[DATA TO EXAMINE — start]
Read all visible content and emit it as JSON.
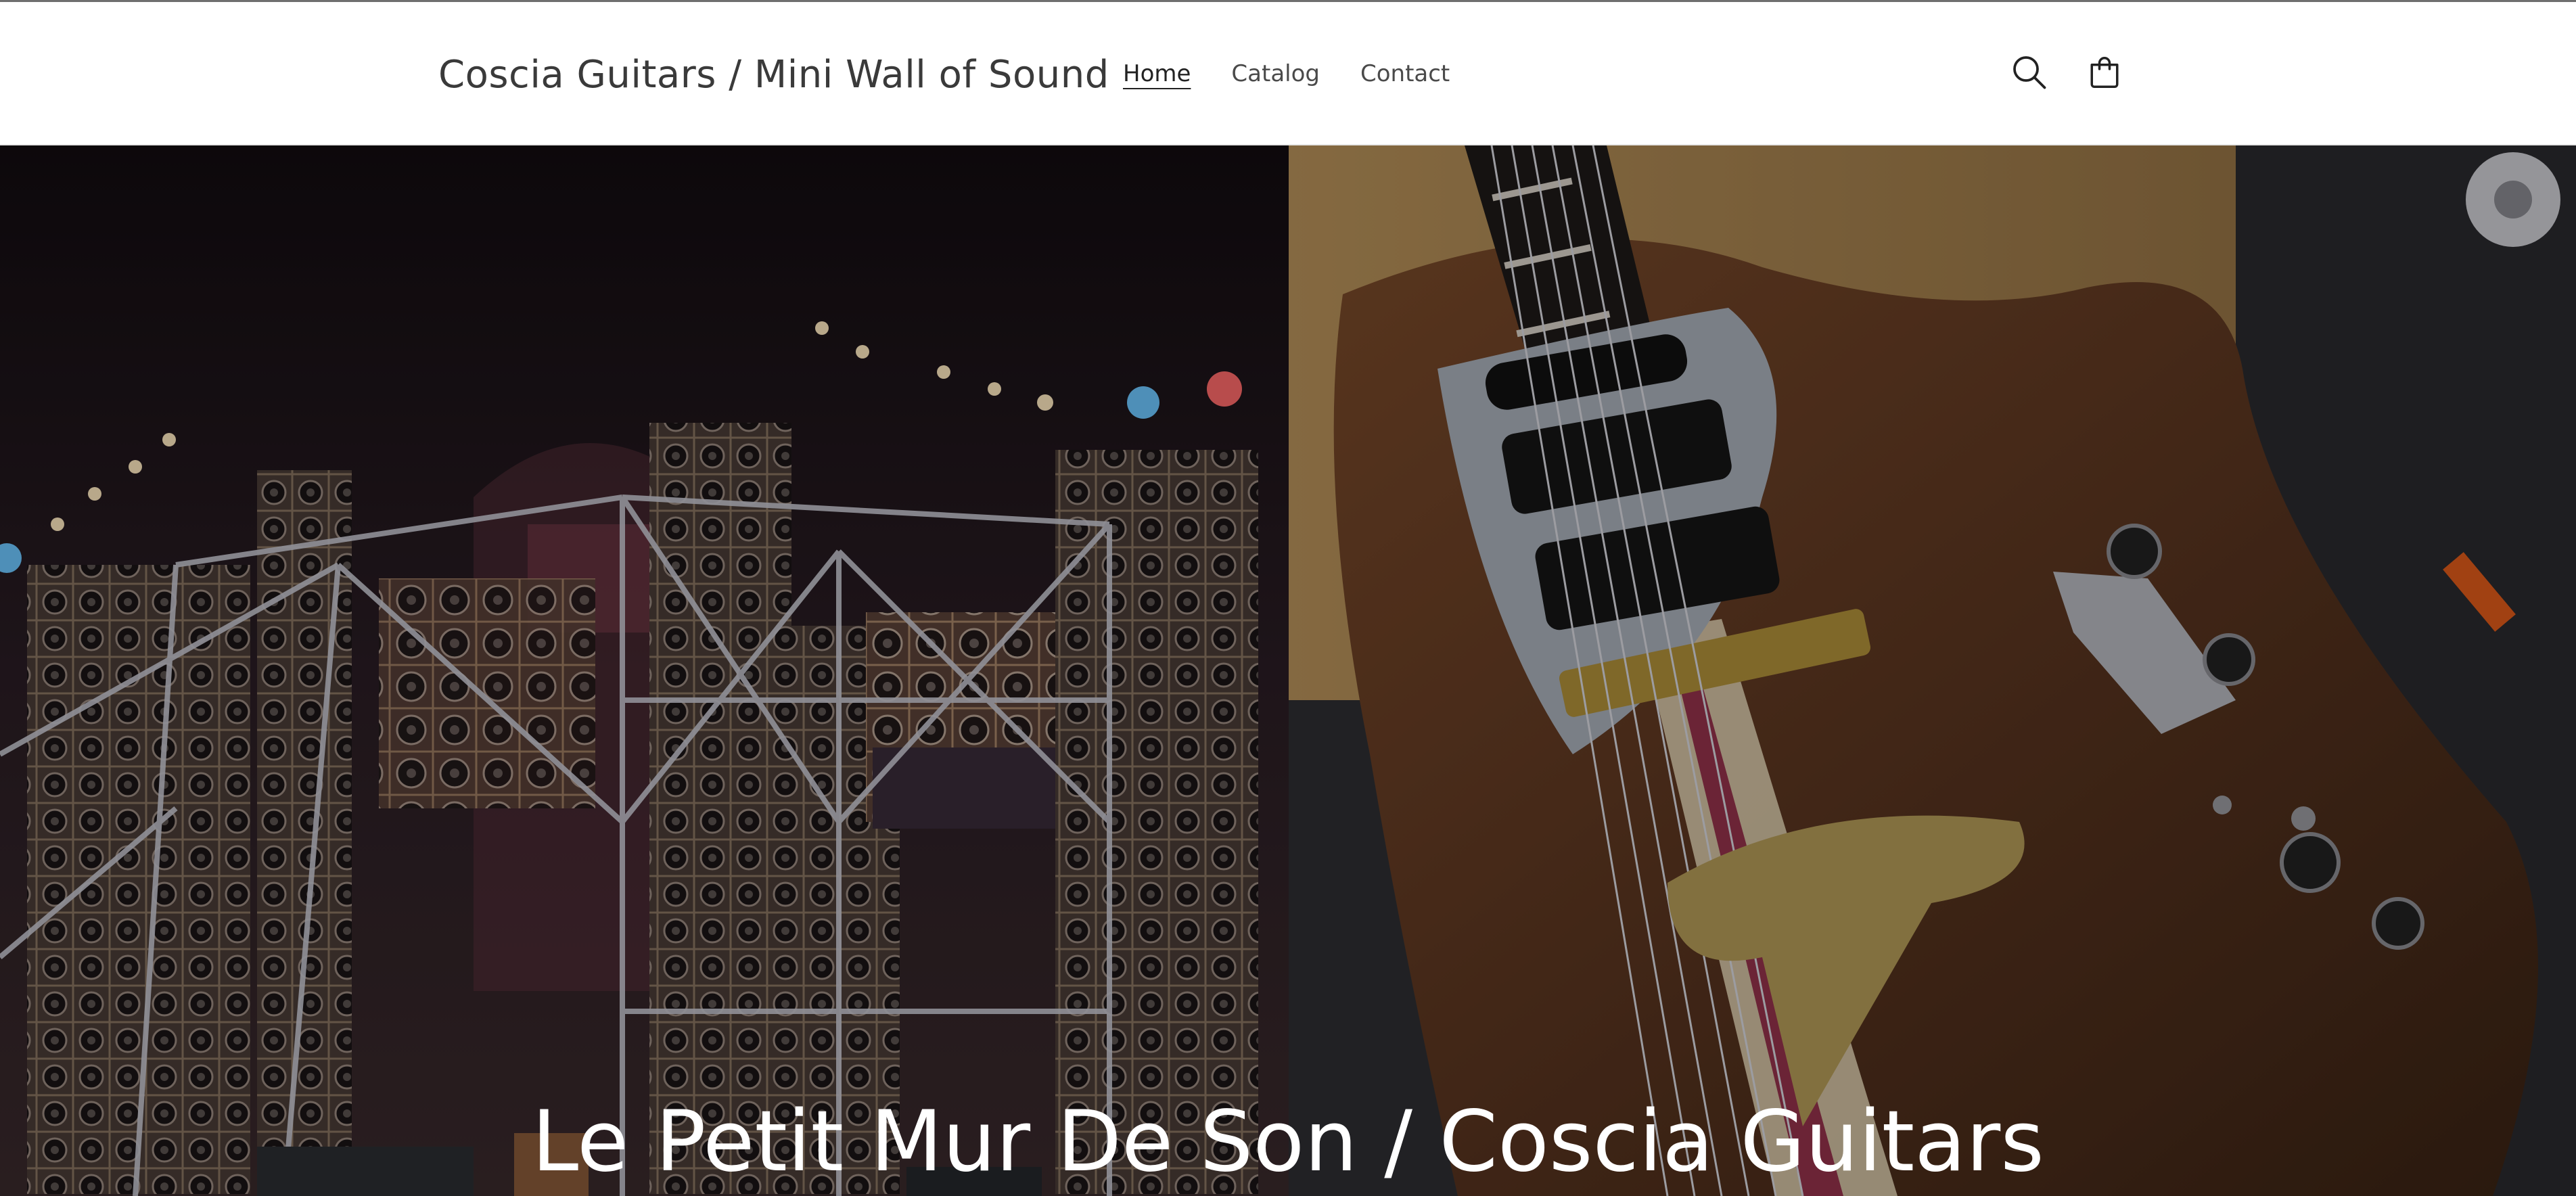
{
  "header": {
    "brand": "Coscia Guitars / Mini Wall of Sound",
    "nav": [
      {
        "label": "Home",
        "active": true
      },
      {
        "label": "Catalog",
        "active": false
      },
      {
        "label": "Contact",
        "active": false
      }
    ],
    "icons": {
      "search": "search-icon",
      "cart": "cart-icon"
    }
  },
  "hero": {
    "heading": "Le Petit Mur De Son / Coscia Guitars",
    "images": [
      {
        "description_icon": "speaker-wall-image"
      },
      {
        "description_icon": "guitar-body-image"
      }
    ]
  },
  "colors": {
    "text_dark": "#3a3a3a",
    "hero_text": "#ffffff",
    "background": "#ffffff"
  }
}
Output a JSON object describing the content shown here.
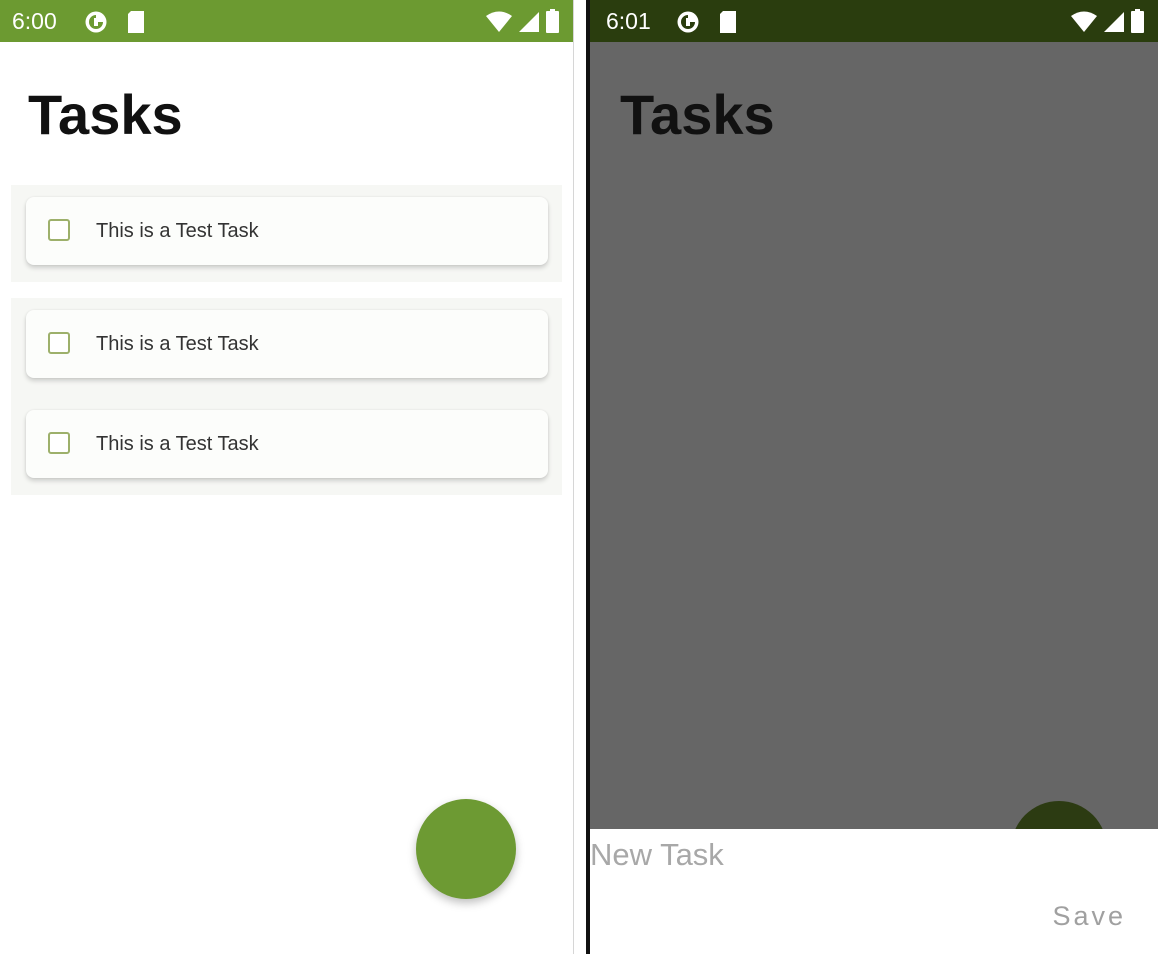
{
  "screens": [
    {
      "status_bar": {
        "time": "6:00"
      },
      "title": "Tasks",
      "groups": [
        {
          "tasks": [
            {
              "label": "This is a Test Task",
              "checked": false
            }
          ]
        },
        {
          "tasks": [
            {
              "label": "This is a Test Task",
              "checked": false
            },
            {
              "label": "This is a Test Task",
              "checked": false
            }
          ]
        }
      ],
      "fab": {
        "icon": "add-task-fab"
      }
    },
    {
      "status_bar": {
        "time": "6:01"
      },
      "title": "Tasks",
      "sheet": {
        "placeholder": "New Task",
        "value": "",
        "save_label": "Save"
      }
    }
  ],
  "colors": {
    "primary": "#6c9a31",
    "primary_dark": "#2a3d0e",
    "scrim": "#666666",
    "checkbox_border": "#9db06b"
  },
  "icons": [
    "data-saver-icon",
    "sd-card-icon",
    "wifi-icon",
    "cell-signal-icon",
    "battery-icon"
  ]
}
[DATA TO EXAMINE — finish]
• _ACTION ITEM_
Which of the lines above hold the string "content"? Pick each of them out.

• _ANSWER FOR THE TASK_
Read all visible content and emit it as JSON.
Output a JSON object describing the content shown here.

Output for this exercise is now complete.